### What the exercise asks
Exactly how many lines of the data below include the string "title"? State the number and nothing more.

### Exercise material

##########

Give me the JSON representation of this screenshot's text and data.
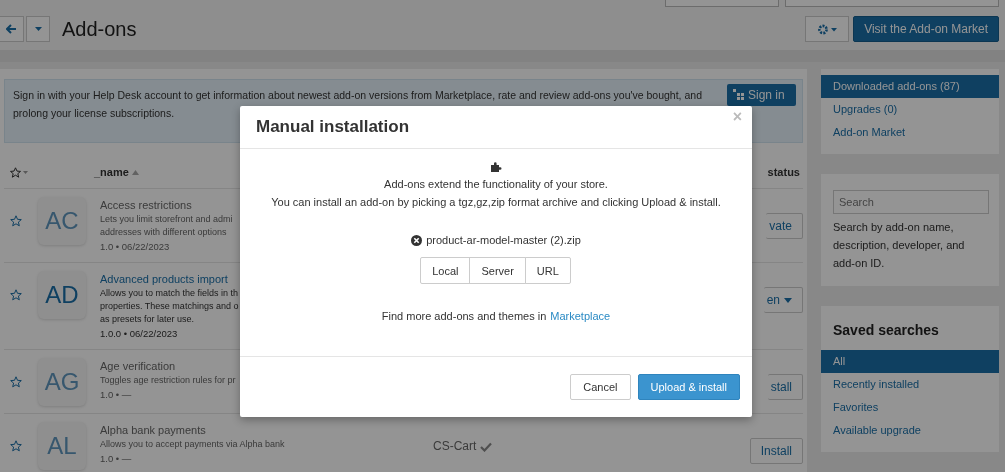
{
  "page": {
    "title": "Add-ons",
    "market_button": "Visit the Add-on Market"
  },
  "notice": {
    "text": "Sign in with your Help Desk account to get information about newest add-on versions from Marketplace, rate and review add-ons you've bought, and prolong your license subscriptions.",
    "button": "Sign in"
  },
  "table": {
    "columns": [
      "_name",
      "status"
    ],
    "rows": [
      {
        "initials": "AC",
        "name": "Access restrictions",
        "enabled": false,
        "description": [
          "Lets you limit storefront and admi",
          "addresses with different options"
        ],
        "meta": "1.0 • 06/22/2023",
        "action": "vate",
        "action_menu": false
      },
      {
        "initials": "AD",
        "name": "Advanced products import",
        "enabled": true,
        "description": [
          "Allows you to match the fields in th",
          "properties. These matchings and o",
          "as presets for later use."
        ],
        "meta": "1.0.0 • 06/22/2023",
        "action": "en",
        "action_menu": true
      },
      {
        "initials": "AG",
        "name": "Age verification",
        "enabled": false,
        "description": [
          "Toggles age restriction rules for pr"
        ],
        "meta": "1.0 • —",
        "action": "stall",
        "action_menu": false
      },
      {
        "initials": "AL",
        "name": "Alpha bank payments",
        "enabled": false,
        "description": [
          "Allows you to accept payments via Alpha bank"
        ],
        "meta": "1.0 • —",
        "developer": "CS-Cart",
        "action": "Install",
        "action_menu": false
      }
    ]
  },
  "sidebar": {
    "views": [
      {
        "label": "Downloaded add-ons (87)",
        "selected": true
      },
      {
        "label": "Upgrades (0)",
        "selected": false
      },
      {
        "label": "Add-on Market",
        "selected": false
      }
    ],
    "search": {
      "placeholder": "Search",
      "help": "Search by add-on name, description, developer, and add-on ID."
    },
    "saved_searches": {
      "title": "Saved searches",
      "items": [
        {
          "label": "All",
          "selected": true
        },
        {
          "label": "Recently installed",
          "selected": false
        },
        {
          "label": "Favorites",
          "selected": false
        },
        {
          "label": "Available upgrade",
          "selected": false
        }
      ]
    }
  },
  "dialog": {
    "title": "Manual installation",
    "close": "×",
    "intro": [
      "Add-ons extend the functionality of your store.",
      "You can install an add-on by picking a tgz,gz,zip format archive and clicking Upload & install."
    ],
    "file": "product-ar-model-master (2).zip",
    "sources": [
      {
        "label": "Local",
        "selected": false
      },
      {
        "label": "Server",
        "selected": false
      },
      {
        "label": "URL",
        "selected": false
      }
    ],
    "more_text": "Find more add-ons and themes in",
    "more_link": "Marketplace",
    "buttons": [
      {
        "label": "Cancel",
        "kind": "secondary"
      },
      {
        "label": "Upload & install",
        "kind": "primary"
      }
    ]
  }
}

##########

### Answer to this exercise
3